WORK ORDER:
Please return every line of the records below that contains the word "down".

DATA SECTION:
----
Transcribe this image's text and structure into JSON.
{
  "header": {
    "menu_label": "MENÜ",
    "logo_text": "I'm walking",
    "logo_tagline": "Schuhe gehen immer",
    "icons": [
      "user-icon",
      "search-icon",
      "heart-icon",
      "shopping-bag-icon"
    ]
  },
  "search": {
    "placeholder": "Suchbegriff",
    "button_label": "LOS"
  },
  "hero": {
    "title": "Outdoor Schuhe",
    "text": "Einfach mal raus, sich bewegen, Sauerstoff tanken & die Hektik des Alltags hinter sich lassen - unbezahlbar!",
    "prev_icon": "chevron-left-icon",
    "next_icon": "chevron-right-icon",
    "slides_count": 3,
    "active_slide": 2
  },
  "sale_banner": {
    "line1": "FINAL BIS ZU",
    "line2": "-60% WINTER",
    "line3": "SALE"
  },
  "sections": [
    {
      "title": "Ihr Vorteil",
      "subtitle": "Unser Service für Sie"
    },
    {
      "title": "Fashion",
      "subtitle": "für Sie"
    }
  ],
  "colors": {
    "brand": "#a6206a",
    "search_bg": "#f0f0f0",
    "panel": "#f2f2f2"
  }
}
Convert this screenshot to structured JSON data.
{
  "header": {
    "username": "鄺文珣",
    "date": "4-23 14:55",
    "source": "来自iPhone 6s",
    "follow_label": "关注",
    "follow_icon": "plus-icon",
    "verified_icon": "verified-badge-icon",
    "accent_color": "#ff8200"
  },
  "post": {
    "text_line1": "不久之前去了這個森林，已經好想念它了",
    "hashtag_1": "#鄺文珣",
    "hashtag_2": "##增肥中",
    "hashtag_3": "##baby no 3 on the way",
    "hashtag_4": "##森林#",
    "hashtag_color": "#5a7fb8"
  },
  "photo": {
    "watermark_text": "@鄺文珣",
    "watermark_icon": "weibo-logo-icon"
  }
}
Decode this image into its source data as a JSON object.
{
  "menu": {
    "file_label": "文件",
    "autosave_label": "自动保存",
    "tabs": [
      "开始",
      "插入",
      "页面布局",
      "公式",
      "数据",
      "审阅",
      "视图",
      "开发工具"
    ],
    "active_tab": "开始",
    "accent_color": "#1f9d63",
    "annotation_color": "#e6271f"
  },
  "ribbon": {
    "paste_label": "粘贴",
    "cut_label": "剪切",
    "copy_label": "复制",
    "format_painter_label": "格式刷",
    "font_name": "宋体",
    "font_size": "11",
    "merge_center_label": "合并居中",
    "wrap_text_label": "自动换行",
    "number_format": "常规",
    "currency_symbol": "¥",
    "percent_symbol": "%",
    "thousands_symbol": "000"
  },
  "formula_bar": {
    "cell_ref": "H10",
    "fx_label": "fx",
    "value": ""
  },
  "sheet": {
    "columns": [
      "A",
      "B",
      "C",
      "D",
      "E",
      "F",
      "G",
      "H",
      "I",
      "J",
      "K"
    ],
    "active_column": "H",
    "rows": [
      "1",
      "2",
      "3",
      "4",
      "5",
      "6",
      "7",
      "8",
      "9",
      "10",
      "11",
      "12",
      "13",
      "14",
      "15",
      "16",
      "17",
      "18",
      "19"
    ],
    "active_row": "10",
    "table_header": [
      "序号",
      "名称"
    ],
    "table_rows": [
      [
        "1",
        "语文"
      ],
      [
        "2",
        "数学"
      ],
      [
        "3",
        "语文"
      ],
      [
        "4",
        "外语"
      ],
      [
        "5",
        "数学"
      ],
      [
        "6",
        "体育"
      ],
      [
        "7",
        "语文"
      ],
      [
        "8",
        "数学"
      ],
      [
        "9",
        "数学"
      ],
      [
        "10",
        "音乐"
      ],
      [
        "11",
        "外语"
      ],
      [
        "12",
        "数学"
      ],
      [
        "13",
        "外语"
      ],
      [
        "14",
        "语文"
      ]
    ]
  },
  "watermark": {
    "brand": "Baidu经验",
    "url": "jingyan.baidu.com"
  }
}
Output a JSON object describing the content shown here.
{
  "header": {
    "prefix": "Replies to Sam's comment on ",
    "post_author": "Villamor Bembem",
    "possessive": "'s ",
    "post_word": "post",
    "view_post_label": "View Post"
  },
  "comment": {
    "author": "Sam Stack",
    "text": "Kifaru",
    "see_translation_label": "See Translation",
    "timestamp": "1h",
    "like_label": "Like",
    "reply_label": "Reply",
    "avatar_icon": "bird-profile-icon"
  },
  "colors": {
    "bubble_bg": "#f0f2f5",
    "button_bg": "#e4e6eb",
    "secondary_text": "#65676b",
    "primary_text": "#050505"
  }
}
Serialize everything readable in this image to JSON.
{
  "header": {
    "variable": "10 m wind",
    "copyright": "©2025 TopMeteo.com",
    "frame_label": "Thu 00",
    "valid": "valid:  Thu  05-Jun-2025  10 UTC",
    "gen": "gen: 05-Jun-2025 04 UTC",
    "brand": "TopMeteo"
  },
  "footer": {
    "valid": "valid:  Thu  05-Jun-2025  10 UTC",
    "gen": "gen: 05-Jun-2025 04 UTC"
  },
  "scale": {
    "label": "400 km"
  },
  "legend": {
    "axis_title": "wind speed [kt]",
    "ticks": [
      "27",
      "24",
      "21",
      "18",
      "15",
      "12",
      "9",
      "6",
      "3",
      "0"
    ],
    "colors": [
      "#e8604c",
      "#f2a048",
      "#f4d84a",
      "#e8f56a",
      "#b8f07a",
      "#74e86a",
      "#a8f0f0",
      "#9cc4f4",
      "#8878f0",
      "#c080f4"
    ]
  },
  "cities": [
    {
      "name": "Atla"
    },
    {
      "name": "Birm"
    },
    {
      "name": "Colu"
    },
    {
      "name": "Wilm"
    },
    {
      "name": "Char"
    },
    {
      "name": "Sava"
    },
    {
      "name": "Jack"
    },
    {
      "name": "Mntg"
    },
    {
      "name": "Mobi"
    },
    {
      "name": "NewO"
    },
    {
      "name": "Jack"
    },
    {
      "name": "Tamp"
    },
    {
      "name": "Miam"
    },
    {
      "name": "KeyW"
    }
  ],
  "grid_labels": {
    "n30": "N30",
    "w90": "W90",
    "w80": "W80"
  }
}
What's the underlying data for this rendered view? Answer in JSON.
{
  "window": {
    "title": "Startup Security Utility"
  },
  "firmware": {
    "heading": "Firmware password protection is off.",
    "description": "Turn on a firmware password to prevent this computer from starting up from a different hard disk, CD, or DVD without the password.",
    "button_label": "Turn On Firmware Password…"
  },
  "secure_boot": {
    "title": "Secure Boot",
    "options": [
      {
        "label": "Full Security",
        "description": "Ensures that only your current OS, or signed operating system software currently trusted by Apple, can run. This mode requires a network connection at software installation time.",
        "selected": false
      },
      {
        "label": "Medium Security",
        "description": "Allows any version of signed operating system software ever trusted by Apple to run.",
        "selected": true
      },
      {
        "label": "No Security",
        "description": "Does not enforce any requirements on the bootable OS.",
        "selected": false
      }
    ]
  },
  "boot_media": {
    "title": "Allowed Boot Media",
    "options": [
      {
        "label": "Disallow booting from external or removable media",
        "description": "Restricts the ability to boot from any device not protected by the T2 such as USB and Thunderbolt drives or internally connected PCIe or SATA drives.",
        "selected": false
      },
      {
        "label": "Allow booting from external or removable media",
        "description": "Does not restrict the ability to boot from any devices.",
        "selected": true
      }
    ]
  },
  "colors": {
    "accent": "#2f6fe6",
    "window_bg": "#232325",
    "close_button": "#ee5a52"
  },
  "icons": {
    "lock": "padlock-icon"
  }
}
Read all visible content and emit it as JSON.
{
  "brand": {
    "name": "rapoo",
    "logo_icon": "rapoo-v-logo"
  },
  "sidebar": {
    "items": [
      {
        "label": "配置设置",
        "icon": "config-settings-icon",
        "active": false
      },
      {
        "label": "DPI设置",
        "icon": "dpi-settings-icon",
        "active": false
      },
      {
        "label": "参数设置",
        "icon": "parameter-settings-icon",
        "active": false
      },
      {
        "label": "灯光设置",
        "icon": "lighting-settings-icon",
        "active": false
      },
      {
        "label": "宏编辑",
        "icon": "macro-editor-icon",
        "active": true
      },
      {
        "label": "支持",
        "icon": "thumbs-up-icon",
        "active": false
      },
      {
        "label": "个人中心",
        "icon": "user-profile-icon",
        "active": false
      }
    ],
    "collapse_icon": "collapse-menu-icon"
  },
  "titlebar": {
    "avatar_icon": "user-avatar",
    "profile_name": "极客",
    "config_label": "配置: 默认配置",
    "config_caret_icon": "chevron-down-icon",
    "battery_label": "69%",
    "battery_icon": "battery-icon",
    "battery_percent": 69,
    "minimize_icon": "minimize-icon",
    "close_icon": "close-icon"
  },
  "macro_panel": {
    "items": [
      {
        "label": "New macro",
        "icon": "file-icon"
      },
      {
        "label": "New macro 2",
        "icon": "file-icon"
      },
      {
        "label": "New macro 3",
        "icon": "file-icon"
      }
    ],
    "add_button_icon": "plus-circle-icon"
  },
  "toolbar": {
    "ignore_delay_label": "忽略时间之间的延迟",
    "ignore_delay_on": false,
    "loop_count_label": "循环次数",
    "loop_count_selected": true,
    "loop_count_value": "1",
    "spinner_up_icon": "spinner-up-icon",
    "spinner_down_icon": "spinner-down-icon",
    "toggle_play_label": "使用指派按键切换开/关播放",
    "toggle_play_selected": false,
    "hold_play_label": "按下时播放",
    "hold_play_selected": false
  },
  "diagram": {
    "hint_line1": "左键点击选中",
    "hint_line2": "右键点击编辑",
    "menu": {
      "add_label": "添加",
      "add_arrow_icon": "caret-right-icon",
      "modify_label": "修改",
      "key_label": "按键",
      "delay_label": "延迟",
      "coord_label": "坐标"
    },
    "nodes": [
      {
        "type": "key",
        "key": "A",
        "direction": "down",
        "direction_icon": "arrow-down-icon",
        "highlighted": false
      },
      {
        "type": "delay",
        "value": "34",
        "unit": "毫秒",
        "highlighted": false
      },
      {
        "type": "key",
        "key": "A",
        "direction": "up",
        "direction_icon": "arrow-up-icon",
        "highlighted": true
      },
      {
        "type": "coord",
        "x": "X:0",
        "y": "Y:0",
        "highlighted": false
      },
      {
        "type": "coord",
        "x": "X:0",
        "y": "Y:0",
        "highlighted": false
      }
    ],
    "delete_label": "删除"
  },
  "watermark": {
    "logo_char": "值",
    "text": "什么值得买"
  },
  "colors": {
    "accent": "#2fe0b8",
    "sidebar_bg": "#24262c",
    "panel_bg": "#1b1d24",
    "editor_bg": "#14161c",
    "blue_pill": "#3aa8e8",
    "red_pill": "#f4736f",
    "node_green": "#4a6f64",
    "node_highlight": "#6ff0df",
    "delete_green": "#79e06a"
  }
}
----
WRITTEN SOLUTION:
    "config_caret_icon": "chevron-down-icon",
    "spinner_down_icon": "spinner-down-icon",
        "direction": "down",
        "direction_icon": "arrow-down-icon",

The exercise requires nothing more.